SUN has been known to be a company that is not good at commercializing products. With Oracle, the opposite is true. When Oracle purchased SUN, I was waiting to see how Oracle commercializes SUN’s product. I know it will be interesting.
We have some small little things happening here and there, e.g., no longer shipping CDs for free. However, those are more precisely described as cost-cutting rather than commercialization.
Now we have one, and it is quite a bold one. Oracle is charging for ODF plugin for MSOffice. I am surprised by the move. We know that ODF is competing with OOXML for heart and mind of office productivity suite users. An ODF plugin for MSOffice is one of the important weapon the ODF camp has. Charging for it will reduced the number of copies of installed ODF plugin on MSOffice which is not a good move to promote a format by making it as ubiquitious as possible.

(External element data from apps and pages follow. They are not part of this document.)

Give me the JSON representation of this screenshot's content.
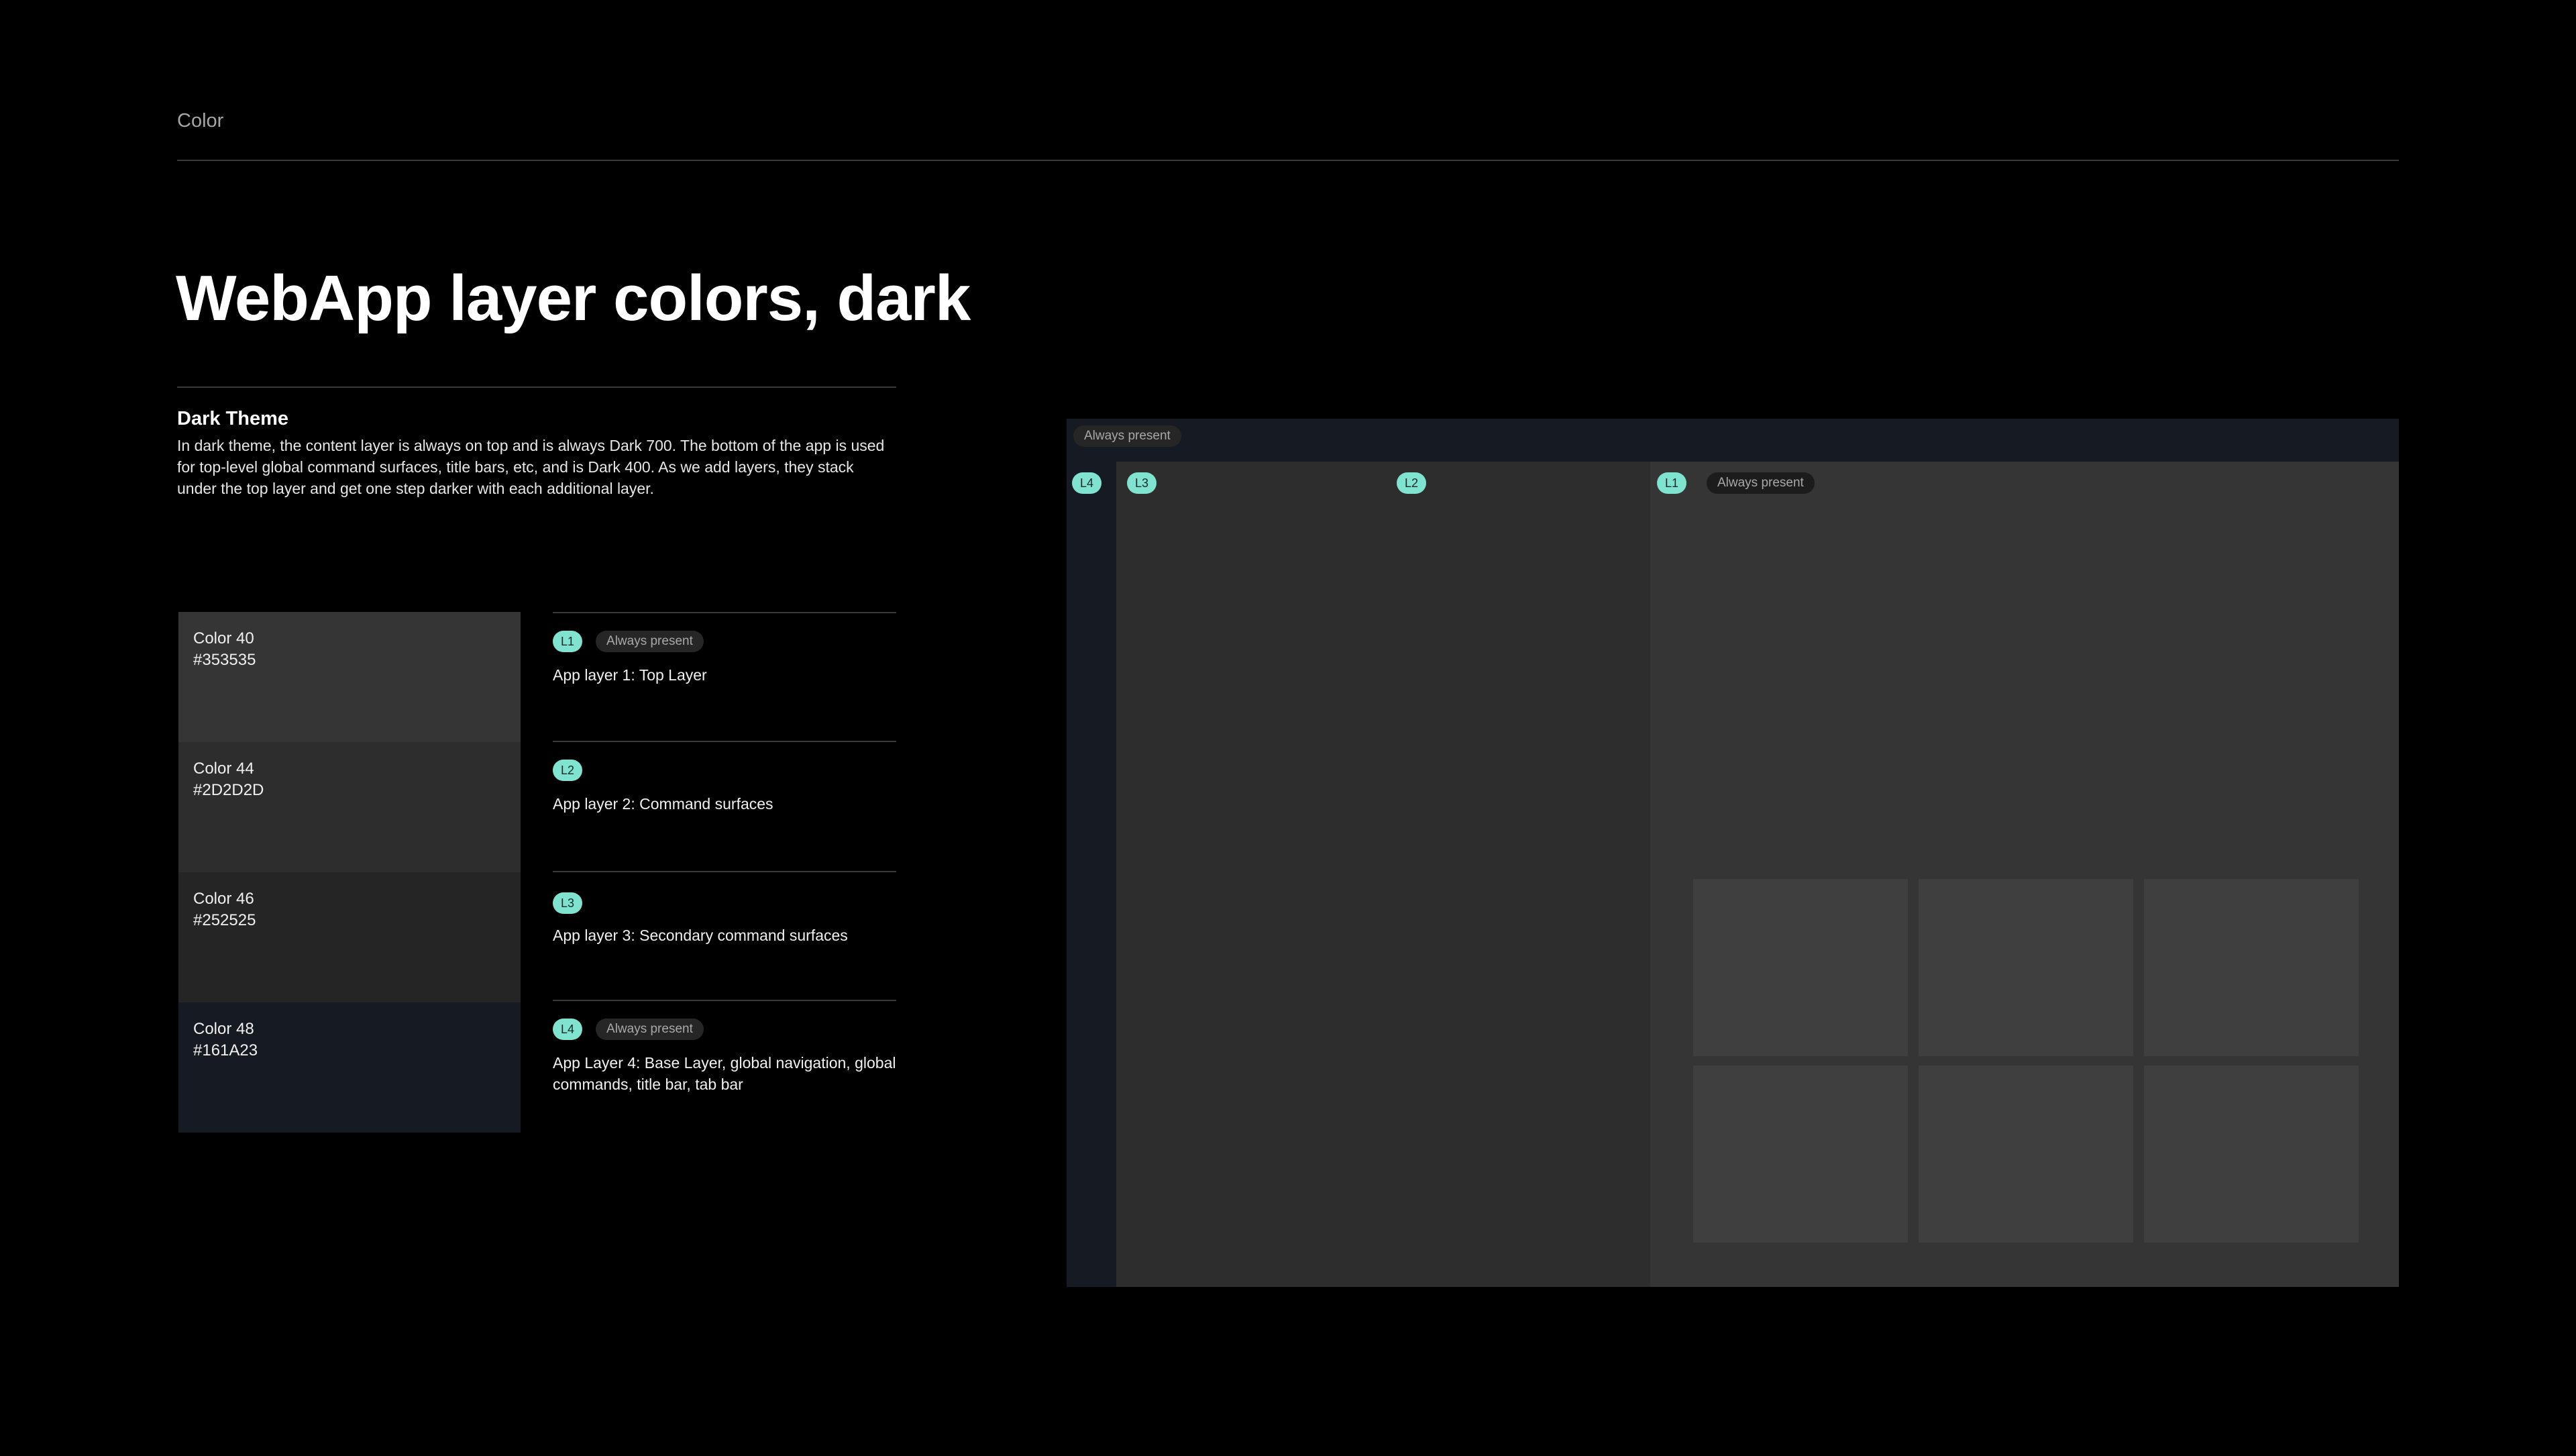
{
  "section_label": "Color",
  "title": "WebApp layer colors, dark",
  "theme": {
    "heading": "Dark Theme",
    "description": "In dark theme, the content layer is always on top and is always Dark 700.  The bottom of the app is used for top-level global command surfaces, title bars, etc, and is Dark 400. As we add layers, they stack under the top layer and get one step darker with each additional layer."
  },
  "swatches": [
    {
      "name": "Color 40",
      "hex": "#353535"
    },
    {
      "name": "Color 44",
      "hex": "#2D2D2D"
    },
    {
      "name": "Color 46",
      "hex": "#252525"
    },
    {
      "name": "Color 48",
      "hex": "#161A23"
    }
  ],
  "layers": [
    {
      "badge": "L1",
      "pill": "Always present",
      "description": "App layer 1: Top Layer"
    },
    {
      "badge": "L2",
      "description": "App layer 2: Command surfaces"
    },
    {
      "badge": "L3",
      "description": "App layer 3: Secondary command surfaces"
    },
    {
      "badge": "L4",
      "pill": "Always present",
      "description": "App Layer 4: Base Layer, global navigation, global commands, title bar, tab bar"
    }
  ],
  "mockup": {
    "header_pill": "Always present",
    "badges": {
      "l4": "L4",
      "l3": "L3",
      "l2": "L2",
      "l1": "L1"
    },
    "l1_pill": "Always present"
  },
  "colors": {
    "accent": "#7FE3D0",
    "background": "#000000",
    "card": "#3F3F3F"
  }
}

Initially I was wondering whether this means ODF is getting traction and Oracle felt that it is mature enough to sustain commercialization of MSOffice ODF plugin. My experience, however, is this is definitely not the case. In my work, I rarely encounters OOXML or ODF documents, we have a lot of old fashion .doc documents going around. For most people with MSOffice 2007, they still find problems sending .docx document. The workaround instituted is to send documents in PDF instead. In the long run, however, I think everyone will move to OOXML purely on the inertial of MSOffice and we will see a big uproar when MSOffice drops .doc finally. Will people move to ODF? I don’t know and I am not betting on it.
Then, in the reference article, one point jumped out. The ODF plugin works for older versions of MSOffice. The argument goes that people who crinched to MSOffice 2003 and below will have a modern format to extend the life of their product. Is this true? Possibly. MSOffice 2000 and 2003 is good enough for standard office documents for a considerable time to come. But does using ODF really extends the life of the product? Why would I bother to switch away from .doc?
I think the most likely reason for charging for the ODF plugin is MS Office 2007 has lousy ODF support. Presumably SUN (now Oracle) did a better job at ODF support. This makes Oracle’s ODF plugin a premium product and Oracle sees an opportunity to make money out of it. I see it like PDF support in MSOffice. You have PDF export shipped as standard in MSOffice 2007. However, I think you can buy plugins that allow you to open and edit PDF document and there is quite a lot of people who will pay good money for it.
Therefore, I think Oracle’s ODF plugin is aimed more at people who wants ODF support in Microsoft Office 2007 and above.